## To do:
Look at each line of the listing. Copy those that hold the string "selected".

+++++

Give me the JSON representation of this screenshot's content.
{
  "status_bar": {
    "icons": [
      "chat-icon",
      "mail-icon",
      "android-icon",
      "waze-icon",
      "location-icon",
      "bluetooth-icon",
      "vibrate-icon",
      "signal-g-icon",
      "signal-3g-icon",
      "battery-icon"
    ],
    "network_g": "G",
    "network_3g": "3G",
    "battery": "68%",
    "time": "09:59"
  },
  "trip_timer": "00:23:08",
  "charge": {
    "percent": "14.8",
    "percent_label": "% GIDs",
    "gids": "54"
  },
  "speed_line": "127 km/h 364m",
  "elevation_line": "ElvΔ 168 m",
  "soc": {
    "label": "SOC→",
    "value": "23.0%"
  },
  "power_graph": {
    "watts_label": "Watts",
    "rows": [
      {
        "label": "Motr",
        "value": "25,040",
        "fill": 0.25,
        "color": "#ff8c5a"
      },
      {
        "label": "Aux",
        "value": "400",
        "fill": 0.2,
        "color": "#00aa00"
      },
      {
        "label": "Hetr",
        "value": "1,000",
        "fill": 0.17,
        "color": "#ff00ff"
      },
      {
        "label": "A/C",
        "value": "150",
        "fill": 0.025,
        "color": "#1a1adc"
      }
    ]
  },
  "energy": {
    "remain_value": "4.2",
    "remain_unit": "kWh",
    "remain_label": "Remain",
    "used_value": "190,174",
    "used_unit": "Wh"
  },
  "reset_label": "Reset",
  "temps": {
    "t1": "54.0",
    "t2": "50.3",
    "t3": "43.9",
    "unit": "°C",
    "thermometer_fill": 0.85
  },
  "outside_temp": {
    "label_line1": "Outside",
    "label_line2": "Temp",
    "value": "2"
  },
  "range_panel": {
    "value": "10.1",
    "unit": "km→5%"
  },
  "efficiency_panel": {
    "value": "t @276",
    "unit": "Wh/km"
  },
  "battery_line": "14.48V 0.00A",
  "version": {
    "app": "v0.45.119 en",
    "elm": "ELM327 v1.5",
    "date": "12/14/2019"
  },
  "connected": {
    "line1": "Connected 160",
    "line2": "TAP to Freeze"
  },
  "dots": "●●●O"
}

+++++

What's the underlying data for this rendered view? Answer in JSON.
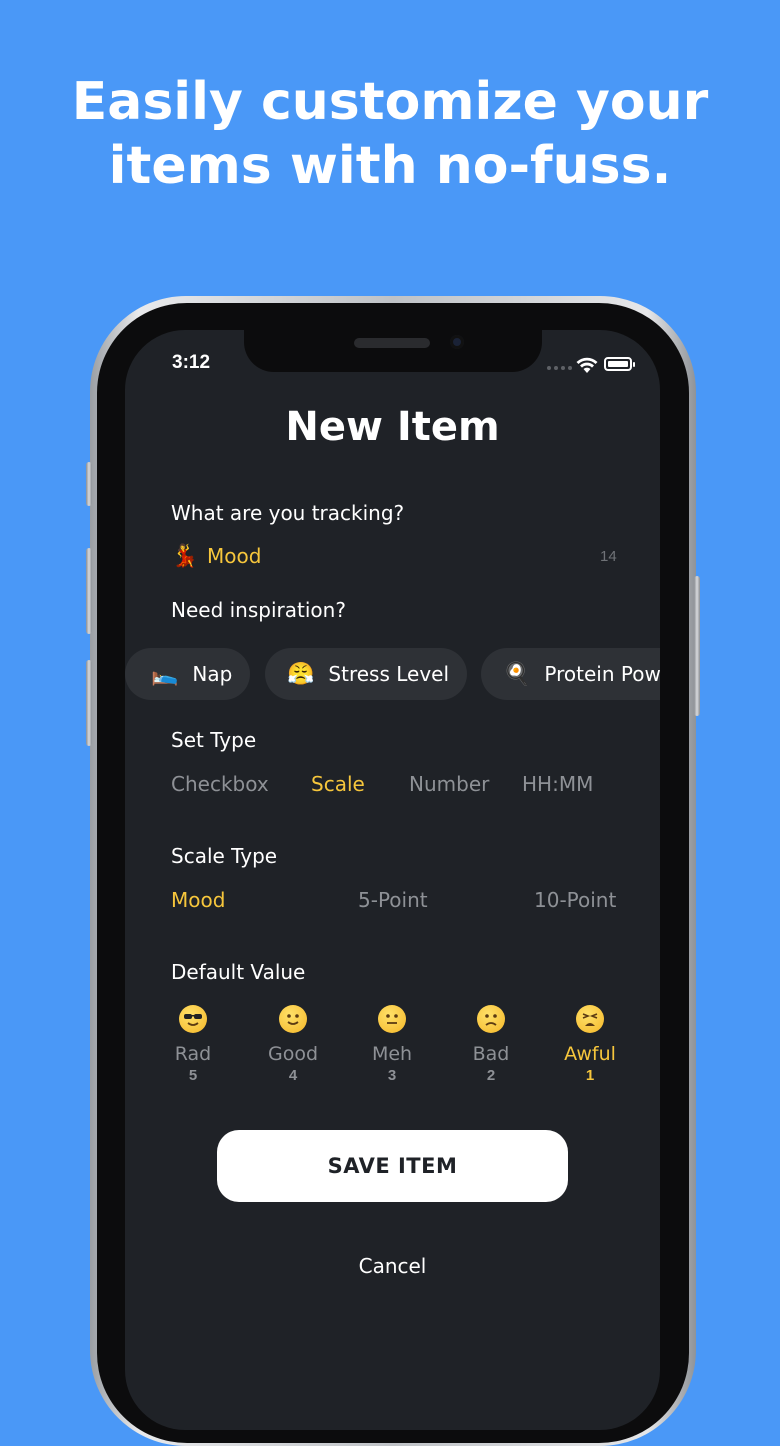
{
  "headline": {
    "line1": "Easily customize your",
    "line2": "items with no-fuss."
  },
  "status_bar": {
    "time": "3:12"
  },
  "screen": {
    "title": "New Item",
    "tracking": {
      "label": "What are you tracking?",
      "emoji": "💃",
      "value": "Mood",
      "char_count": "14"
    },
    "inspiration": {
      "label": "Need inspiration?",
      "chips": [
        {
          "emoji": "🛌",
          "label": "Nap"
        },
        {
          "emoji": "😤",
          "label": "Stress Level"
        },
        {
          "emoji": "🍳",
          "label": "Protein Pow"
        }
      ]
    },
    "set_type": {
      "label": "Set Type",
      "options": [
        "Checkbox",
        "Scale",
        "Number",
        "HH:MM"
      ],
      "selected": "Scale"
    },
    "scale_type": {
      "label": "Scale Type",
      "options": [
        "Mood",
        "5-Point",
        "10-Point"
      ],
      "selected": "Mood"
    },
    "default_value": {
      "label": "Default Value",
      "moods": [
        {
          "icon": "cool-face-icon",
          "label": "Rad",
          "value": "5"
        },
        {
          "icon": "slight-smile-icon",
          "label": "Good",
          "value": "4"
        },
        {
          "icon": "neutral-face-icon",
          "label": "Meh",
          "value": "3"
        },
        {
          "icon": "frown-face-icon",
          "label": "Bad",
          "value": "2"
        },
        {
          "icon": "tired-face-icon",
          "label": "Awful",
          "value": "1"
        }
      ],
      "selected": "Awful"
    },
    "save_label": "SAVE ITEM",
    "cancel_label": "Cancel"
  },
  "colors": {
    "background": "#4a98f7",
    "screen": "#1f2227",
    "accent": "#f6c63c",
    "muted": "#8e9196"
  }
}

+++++

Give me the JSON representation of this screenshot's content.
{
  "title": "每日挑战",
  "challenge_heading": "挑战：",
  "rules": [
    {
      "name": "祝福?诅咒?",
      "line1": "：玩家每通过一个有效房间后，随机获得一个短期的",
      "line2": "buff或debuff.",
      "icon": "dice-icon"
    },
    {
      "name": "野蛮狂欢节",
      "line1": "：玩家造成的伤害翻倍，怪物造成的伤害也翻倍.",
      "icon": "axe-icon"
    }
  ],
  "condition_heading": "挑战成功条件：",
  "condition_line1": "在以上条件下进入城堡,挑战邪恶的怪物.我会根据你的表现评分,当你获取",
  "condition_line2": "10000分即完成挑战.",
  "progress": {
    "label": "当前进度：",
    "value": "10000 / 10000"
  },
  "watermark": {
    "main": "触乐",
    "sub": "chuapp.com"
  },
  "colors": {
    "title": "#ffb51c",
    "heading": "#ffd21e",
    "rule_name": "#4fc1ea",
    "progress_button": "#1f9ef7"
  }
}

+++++

## Reply to the task:
      "selected": "Scale"
      "selected": "Mood"
      "selected": "Awful"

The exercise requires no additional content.